The most promising possibility lab grown meat presents to scientists is its ability to help the environment. As scientists will be able to produce three times the amount of meat obtained from one animal, the livestock population will eventually decline, benefitting the environment.

Another method of producing fake meat seems to have come right out of The Jetsons or Star Trek. 3D printing. Scientists are looking at how to sustainably use the whole animal, therefore reducing waste and they think they’ve found a solution.

By collecting the offcuts and less valuable cuts of meat, scientists are working on turning them into a form of ink that can then print a whole cut of meat, such as a fillet or a steak. This gives both the farmer and the consumer more bang for their buck, while reducing waste.

Both of these methods are predicted to significantly reduce livestock populations, turning traditional meat production into a viable clean meat industry. Fake meat has been dubbed ‘clean’ meat because, unlike beef, pork or lamb, fake meat doesn’t produce greenhouse gasses. These greenhouse gasses are a consistent concern for scientists monitoring the growing demands of our population upon our resources. So to many, fake meat seems to be a logical and sustainable transition to make.

As Australians we will still be able to enjoy the taste, texture and flavour of a Sunday roast that, if undercooked, will bleed fake blood. It is undeniable that it will be close to impossible to increase meat production by 70 per cent in less than 50 years. So a future of petri dish patties and cell-formed sausages should be embraced.

As a future farmer, my second question is: will my future be in a laboratory rather than the paddock?

We have a moral obligation to dedicate ourselves to planning now. How are we going to approach a future full of demands regarding food production? We must consider new angles in order to provide for our ever-expanding population.

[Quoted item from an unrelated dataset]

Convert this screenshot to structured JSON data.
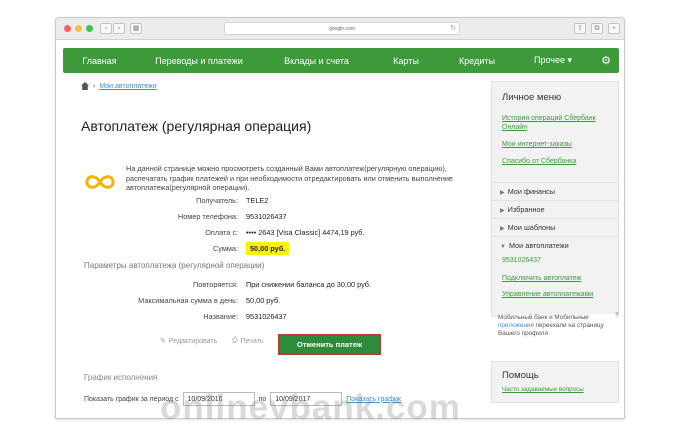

I don’t know where the future of agriculture lies, whether we’ll begin to be a bug-consuming population, or dig into fake meat so real we won’t know the difference. I plan on pursuing agricultural science, to ensure a global agricultural development helping to shape a stable future for our world.